December 2016

The future of emerging technology policy will be influenced increasingly by the interplay of three interrelated trends: “innovation arbitrage,” “technological civil disobedience,” and “spontaneous private deregulation.” Those terms can be briefly defined as follows:

  • Innovation arbitrage” refers to the idea that innovators can, and will with increasingly regularity, move to those jurisdictions that provide a legal and regulatory environment more hospitable to entrepreneurial activity. Just as capital now fluidly moves around the globe seeking out more friendly regulatory treatment, the same is increasingly true for innovations.
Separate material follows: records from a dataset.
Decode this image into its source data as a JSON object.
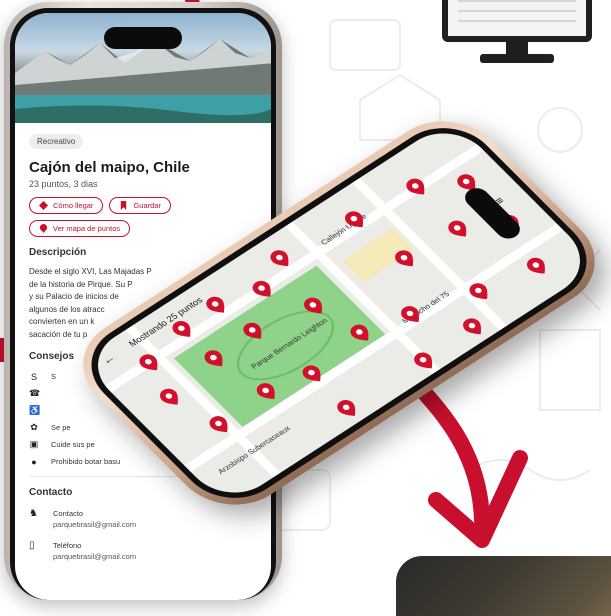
{
  "profile_screen": {
    "category_tag": "Recreativo",
    "title": "Cajón del maipo, Chile",
    "subtitle": "23 puntos, 3 dias",
    "buttons": {
      "how_to_arrive": "Cómo llegar",
      "save": "Guardar",
      "view_map": "Ver mapa de puntos"
    },
    "description_heading": "Descripción",
    "description_lines": [
      "Desde el siglo XVI, Las Majadas P",
      "de la historia de Pirque. Su P",
      "y su Palacio de inicios de",
      "algunos de los atracc",
      "convierten en un k",
      "sacación de tu p"
    ],
    "tips_heading": "Consejos",
    "tips": [
      {
        "icon": "letter-s-icon",
        "text": "S"
      },
      {
        "icon": "phone-icon",
        "text": ""
      },
      {
        "icon": "accessibility-icon",
        "text": ""
      },
      {
        "icon": "paw-icon",
        "text": "Se pe"
      },
      {
        "icon": "trash-icon",
        "text": "Cuide sus pe"
      },
      {
        "icon": "no-entry-icon",
        "text": "Prohibido botar basu"
      }
    ],
    "contact_heading": "Contacto",
    "contacts": [
      {
        "icon": "person-icon",
        "label": "Contacto",
        "value": "parquebrasil@gmail.com"
      },
      {
        "icon": "phone-outline-icon",
        "label": "Teléfono",
        "value": "parquebrasil@gmail.com"
      }
    ]
  },
  "map_screen": {
    "header": "Mostrando 25 puntos",
    "back_icon": "back-arrow-icon",
    "filter_icon": "filter-icon",
    "street_labels": [
      "Parque Bernardo Leighton",
      "Callejón Ugarte",
      "Mapocho del 75",
      "Arzobispo Subercaseaux"
    ],
    "pin_color": "#d3102c",
    "park_color": "#8fd28a"
  },
  "colors": {
    "accent": "#c4122d",
    "arrow": "#c8102e"
  }
}
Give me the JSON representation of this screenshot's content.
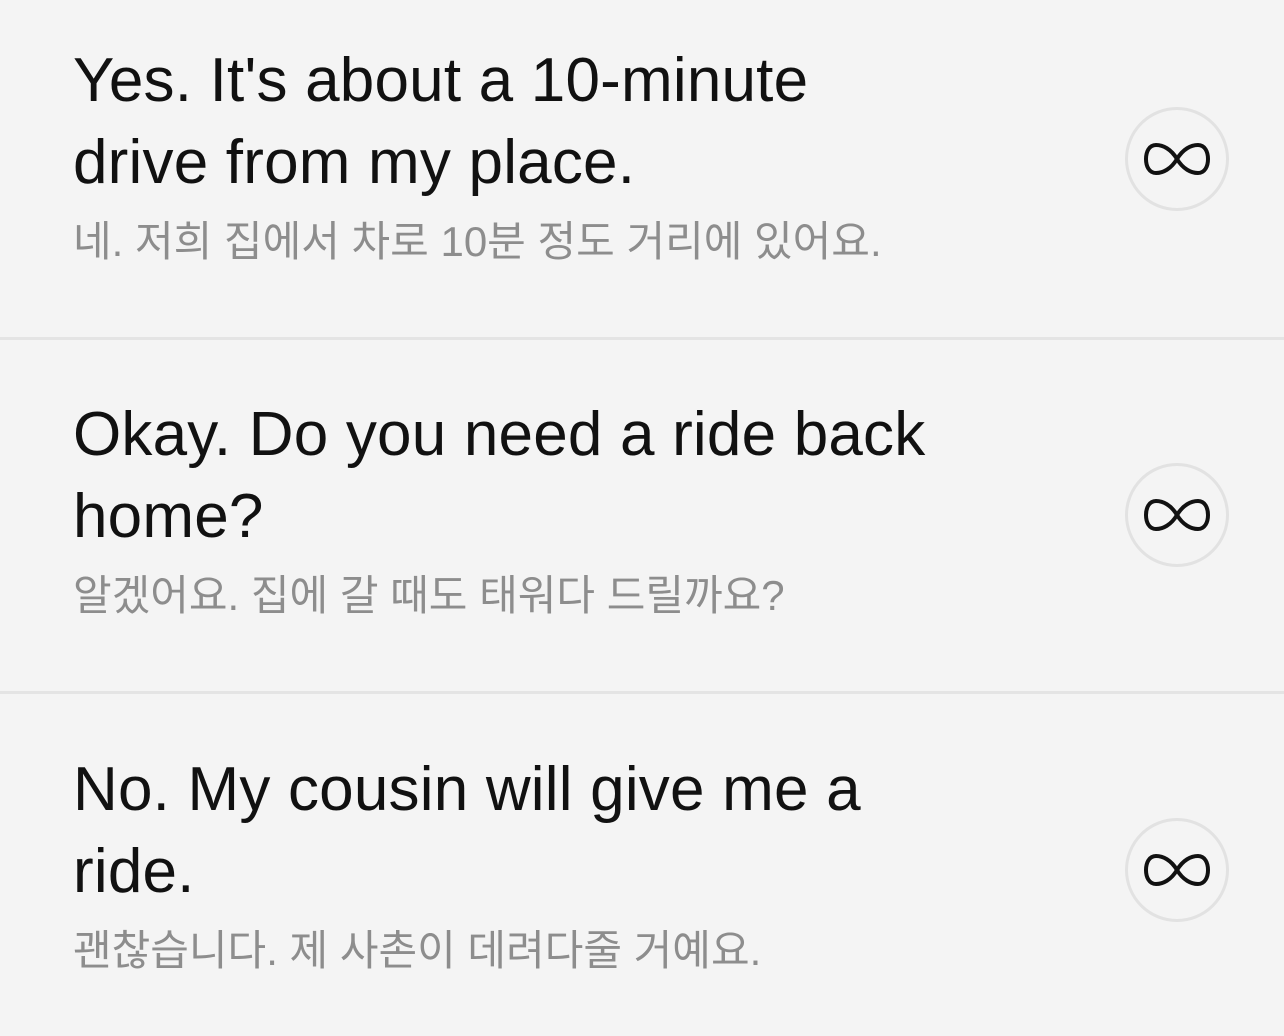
{
  "sentences": [
    {
      "english": "Yes. It's about a 10-minute drive from my place.",
      "korean": "네. 저희 집에서 차로 10분 정도 거리에 있어요.",
      "repeat_icon": "infinity-icon"
    },
    {
      "english": "Okay. Do you need a ride back home?",
      "korean": "알겠어요. 집에 갈 때도 태워다 드릴까요?",
      "repeat_icon": "infinity-icon"
    },
    {
      "english": "No. My cousin will give me a ride.",
      "korean": "괜찮습니다. 제 사촌이 데려다줄 거예요.",
      "repeat_icon": "infinity-icon"
    }
  ],
  "colors": {
    "background": "#f4f4f4",
    "divider": "#e4e4e4",
    "english_text": "#111111",
    "korean_text": "#8d8d8d"
  }
}
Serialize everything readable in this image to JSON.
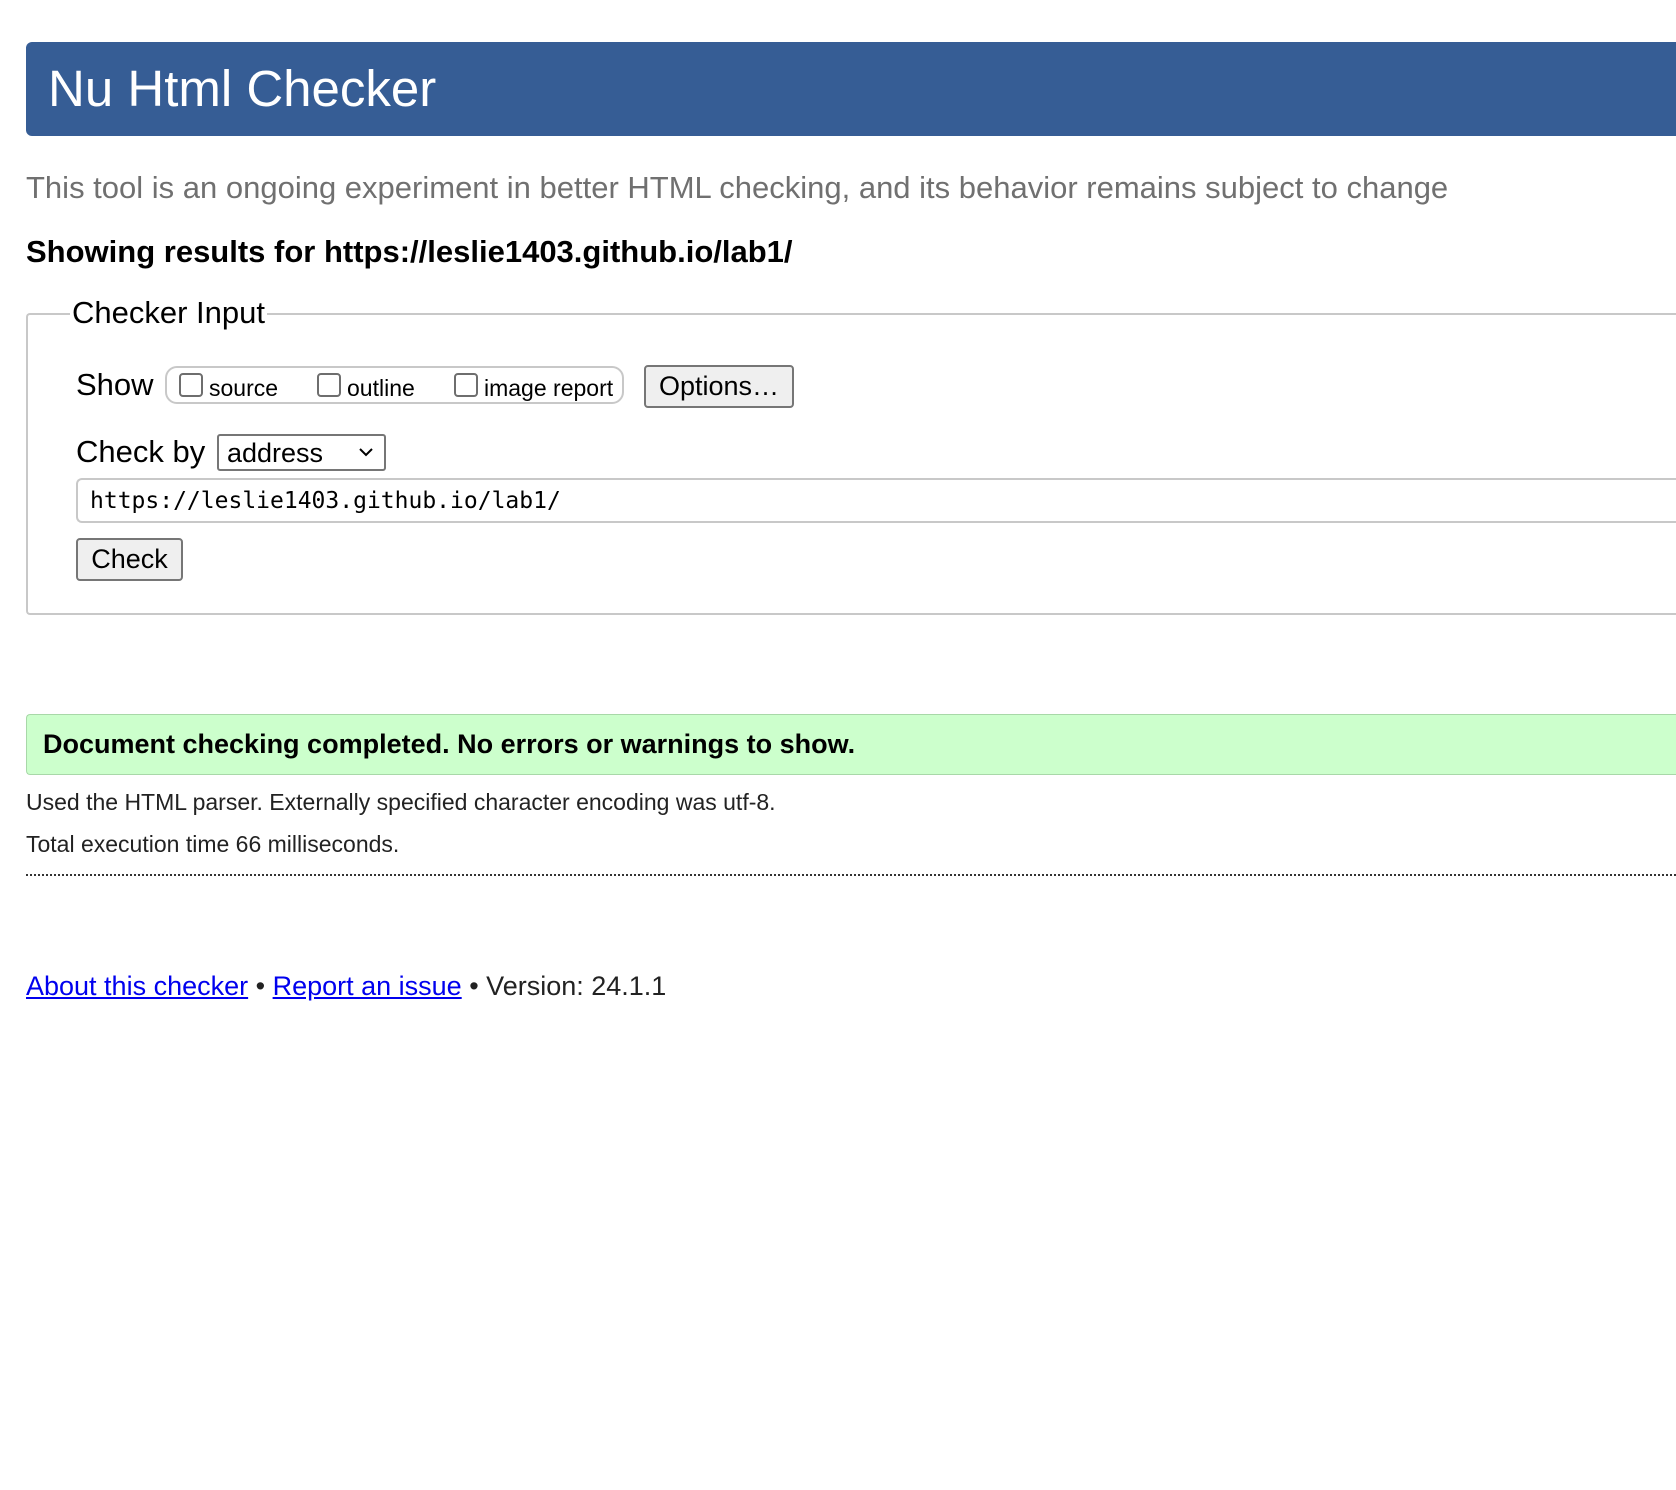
{
  "header": {
    "title": "Nu Html Checker"
  },
  "intro": "This tool is an ongoing experiment in better HTML checking, and its behavior remains subject to change",
  "results_heading": "Showing results for https://leslie1403.github.io/lab1/",
  "checker_input": {
    "legend": "Checker Input",
    "show_label": "Show",
    "checkboxes": [
      {
        "label": "source",
        "checked": false
      },
      {
        "label": "outline",
        "checked": false
      },
      {
        "label": "image report",
        "checked": false
      }
    ],
    "options_label": "Options…",
    "check_by_label": "Check by",
    "check_by_value": "address",
    "url_value": "https://leslie1403.github.io/lab1/",
    "check_label": "Check"
  },
  "result": {
    "status": "Document checking completed. No errors or warnings to show.",
    "parser_info": "Used the HTML parser. Externally specified character encoding was utf-8.",
    "execution_time": "Total execution time 66 milliseconds."
  },
  "footer": {
    "about_link": "About this checker",
    "separator": " • ",
    "report_link": "Report an issue",
    "version": "Version: 24.1.1"
  },
  "colors": {
    "header_bg": "#365d95",
    "success_bg": "#ccffcc",
    "link": "#0000ee"
  }
}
And this will also play out domestically as innovators seek to play state and local governments off each other in search of some sort of competitive advantage.
  • Technological civil disobedience” represents the refusal of innovators (individuals, groups, or even corporations) or consumers to obey technology-specific laws or regulations because they find them offensive, confusing, time-consuming, expensive, or perhaps just annoying and irrelevant. New technological devices and platforms are making it easier than ever for the public to openly defy (or perhaps just ignore) rules that limit their freedom to create or use modern technologies.
  • Spontaneous private deregulation” can be thought of as de facto rather than the de jure elimination of traditional laws and regulations owing to a combination of rapid technological change as well the potential threat of innovation arbitrage and technological civil disobedience. In other words, many laws and regulations aren’t being formally removed from the books, but they are being made largely irrelevant by some combination of those factors. “Benign or otherwise, spontaneous deregulation is happening increasingly rapidly and in ever more industries,” noted Benjamin Edelman and Damien Geradin in a Harvard Business Review article on the phenomenon.[1]

I have previously documented examples of these trends in action for technology sectors as varied as drones, driverless cars, genetic testing, Bitcoin, and the sharing economy. (For example, on the theme of global innovation arbitrage, see all these various essays. And on the growth of technological civil disobedience, see, “DOT’s Driverless Cars Guidance: Will ‘Agency Threats’ Rule the Future?” and “Quick Thoughts on FAA’s Proposed Drone Registration System.” I also discuss some of these issues in the second edition of my Permissionless Innovation book.)

In this essay, I want to briefly highlight how, over the course of just the past month, a single company has offered us a powerful example of how both global innovation arbitrage and technological civil disobedience—or at least the threat thereof—might become a more prevalent feature of discussions about the governance of emerging technologies. And, in the process, that could lead to at least the partial spontaneous deregulation of certain sectors or technologies. Finally, I will discuss how this might affect technological governance more generally and accelerate the movement toward so-called “soft law” governance mechanisms as an alternative to traditional regulatory approaches. Continue reading →